Strange Tales of Horror: An Anthology, ed. Matt Nord
“All Your Flesh Are Belong to Us”
Dead History 2: A Zombie Anthology, ed. Anthony Giangregorio
Daily Bites of Flesh 2011: 365 Days of Horrifying Flash Fiction, ed. Jessy Marie Roberts
“New Eden” & “Craving”
And here is a bonus flash fiction story, published for the first time right here!
Galen had always been told the village doctor knew best, although his family almost never called on him. They could usually deal with the colds, scrapes, scratches, dislocated joints and headaches, even a broken finger or two. But this one was different.

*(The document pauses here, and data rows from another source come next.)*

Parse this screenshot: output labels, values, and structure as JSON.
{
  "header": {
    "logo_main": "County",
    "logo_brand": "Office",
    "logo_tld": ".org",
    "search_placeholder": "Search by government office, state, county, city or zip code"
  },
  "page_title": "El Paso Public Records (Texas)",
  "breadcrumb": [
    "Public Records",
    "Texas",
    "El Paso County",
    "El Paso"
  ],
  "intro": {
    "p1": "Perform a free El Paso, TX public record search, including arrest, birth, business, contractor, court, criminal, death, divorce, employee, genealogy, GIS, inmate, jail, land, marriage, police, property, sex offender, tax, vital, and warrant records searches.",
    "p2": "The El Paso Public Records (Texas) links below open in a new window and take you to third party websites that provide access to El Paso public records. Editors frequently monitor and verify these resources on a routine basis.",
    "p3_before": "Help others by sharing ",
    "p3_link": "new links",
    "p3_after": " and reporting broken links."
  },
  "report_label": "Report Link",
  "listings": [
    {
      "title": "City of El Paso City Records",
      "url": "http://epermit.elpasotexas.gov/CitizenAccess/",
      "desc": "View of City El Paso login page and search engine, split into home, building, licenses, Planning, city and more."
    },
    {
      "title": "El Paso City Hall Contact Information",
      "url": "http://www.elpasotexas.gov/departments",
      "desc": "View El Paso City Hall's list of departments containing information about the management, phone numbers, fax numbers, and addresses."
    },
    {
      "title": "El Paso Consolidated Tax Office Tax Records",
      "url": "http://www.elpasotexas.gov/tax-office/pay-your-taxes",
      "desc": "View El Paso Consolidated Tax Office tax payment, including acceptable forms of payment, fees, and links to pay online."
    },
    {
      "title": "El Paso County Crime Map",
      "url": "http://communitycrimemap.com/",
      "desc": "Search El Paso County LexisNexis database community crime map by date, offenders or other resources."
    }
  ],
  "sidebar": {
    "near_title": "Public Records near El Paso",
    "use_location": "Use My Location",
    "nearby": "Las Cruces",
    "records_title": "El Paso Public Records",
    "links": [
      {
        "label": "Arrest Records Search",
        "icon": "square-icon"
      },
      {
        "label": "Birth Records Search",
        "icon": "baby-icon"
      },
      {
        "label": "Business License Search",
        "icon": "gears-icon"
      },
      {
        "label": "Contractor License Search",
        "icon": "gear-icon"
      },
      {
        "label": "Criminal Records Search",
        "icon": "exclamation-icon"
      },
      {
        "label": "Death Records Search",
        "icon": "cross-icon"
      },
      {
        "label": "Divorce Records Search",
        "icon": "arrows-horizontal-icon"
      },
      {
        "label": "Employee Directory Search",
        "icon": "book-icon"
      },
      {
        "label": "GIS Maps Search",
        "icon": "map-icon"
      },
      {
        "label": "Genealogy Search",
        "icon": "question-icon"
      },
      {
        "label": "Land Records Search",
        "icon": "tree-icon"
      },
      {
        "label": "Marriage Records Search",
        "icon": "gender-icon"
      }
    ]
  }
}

A horrific incident with the plough horse left Galen with his leg broken in a terrible fashion, throwing him nearly ten feet. His mother spotted him flying through the air and assumed he was dead before he even hit the ground. The femur jutted out at an obscene angle, pink and red gobs of flesh clinging to his pant leg and the end of jagged bone. He wasn’t even screaming, in fact, he wasn’t making any sounds, he was out cold, a sweat broken out across his forehead.

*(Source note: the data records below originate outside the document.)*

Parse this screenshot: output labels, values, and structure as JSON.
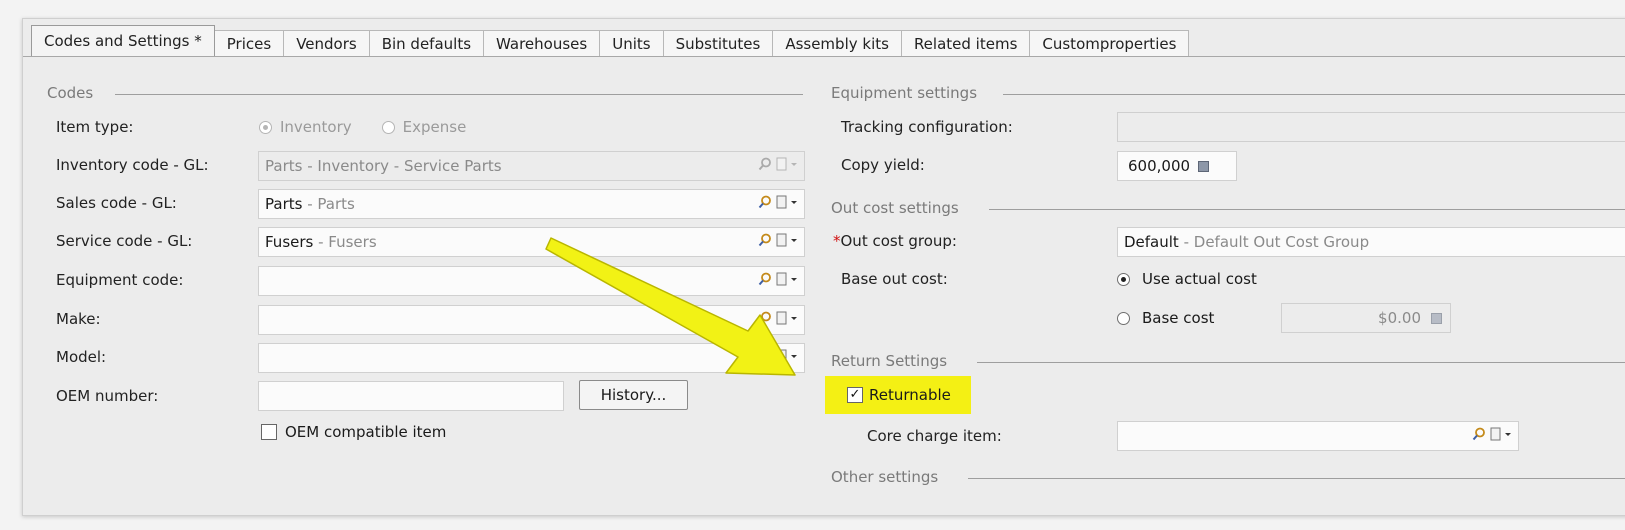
{
  "tabs": [
    {
      "label": "Codes and Settings *",
      "active": true
    },
    {
      "label": "Prices"
    },
    {
      "label": "Vendors"
    },
    {
      "label": "Bin defaults"
    },
    {
      "label": "Warehouses"
    },
    {
      "label": "Units"
    },
    {
      "label": "Substitutes"
    },
    {
      "label": "Assembly kits"
    },
    {
      "label": "Related items"
    },
    {
      "label": "Customproperties"
    }
  ],
  "codes": {
    "title": "Codes",
    "item_type_label": "Item type:",
    "item_type_options": [
      "Inventory",
      "Expense"
    ],
    "item_type_selected": "Inventory",
    "inventory_code_label": "Inventory code - GL:",
    "inventory_code": {
      "code": "Parts",
      "sep": " - ",
      "desc": "Inventory - Service Parts"
    },
    "sales_code_label": "Sales code - GL:",
    "sales_code": {
      "code": "Parts",
      "sep": " - ",
      "desc": "Parts"
    },
    "service_code_label": "Service code - GL:",
    "service_code": {
      "code": "Fusers",
      "sep": " - ",
      "desc": "Fusers"
    },
    "equipment_code_label": "Equipment code:",
    "make_label": "Make:",
    "model_label": "Model:",
    "oem_number_label": "OEM number:",
    "history_button": "History...",
    "oem_compatible_label": "OEM compatible item"
  },
  "equipment": {
    "title": "Equipment settings",
    "tracking_label": "Tracking configuration:",
    "copy_yield_label": "Copy yield:",
    "copy_yield_value": "600,000"
  },
  "out_cost": {
    "title": "Out cost settings",
    "group_required_mark": "*",
    "group_label": "Out cost group:",
    "group_value": {
      "code": "Default",
      "sep": " - ",
      "desc": "Default Out Cost Group"
    },
    "base_label": "Base out cost:",
    "option_actual": "Use actual cost",
    "option_base": "Base cost",
    "selected": "Use actual cost",
    "base_cost_value": "$0.00"
  },
  "return": {
    "title": "Return Settings",
    "returnable_label": "Returnable",
    "returnable_checked": true,
    "core_charge_label": "Core charge item:"
  },
  "other": {
    "title": "Other settings"
  },
  "colors": {
    "highlight": "#f4f014",
    "arrow": "#f2f215"
  },
  "icons": {
    "lookup": "search-icon",
    "memo": "document-dropdown-icon",
    "calculator": "calculator-icon",
    "checkmark": "✓"
  }
}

His mother called his father and sister to help and they managed to get him onto the straw mattress with a cool rag on his head, soaked in well water. His sister was sent into the village to fetch the doctor, and preparations were made. Leather straps and a stick to bite down on were set out, a kettle was hung over the fire to boil, herbs were picked, compresses made and the bone was set, however rudimentary.
The doctor arrived nearly two days later. Now the wound was an infected mess, blackened and necrotic, requiring severe debridement. From a jar the doctor produced maggots and began treatment, stuffing handfuls into bandages and wrapping the wound. He worked quickly while Galen howled like a raging wolf. Payment made, prayers said, and the doctor left, charging the family to take turns watching his fitful sleep throughout the night.
Over the next few days Galen seemed improved. He took a little stew and the wound seemed on the mend, and he was left to lay and rest, a welcome respite from daily chores. The doctor returned and the bloated maggots were removed from the pink wound, the abscess cleaned and healing. But Galen began to complain of pains in his head, behind his eyes, and along his leg, but they saw nothing. At night Galen began to dream of fishing, of bait on hooks made from slivers of birch, and he could hear the worm wriggling, crawling, twisting, filling his ears, burrowing deep into his brain.
He awoke screaming, sweating, soaked shirt clinging to his skin. The pain was unbearable, and the doctor was summoned. Galen screamed, his eyes felt like they would explode, the pain under his skin unbelievable. The doctor arrived and reached for his scalpel, pressing into visibly squirming masses just below the surface. A trail of writhing, engorged maggots spilled out, squelching sounds making him wince as they hit the floor. They wriggled free from the countless cuts in his legs, chest, his forearms, and a repugnant stench filled the air. The doctor vainly excised the crawling things from Galen’s flesh as maggots continued to eat the boy from the inside, devouring even his eyeballs from their sockets.
(Jason M. Bloom – All Rights Reserved)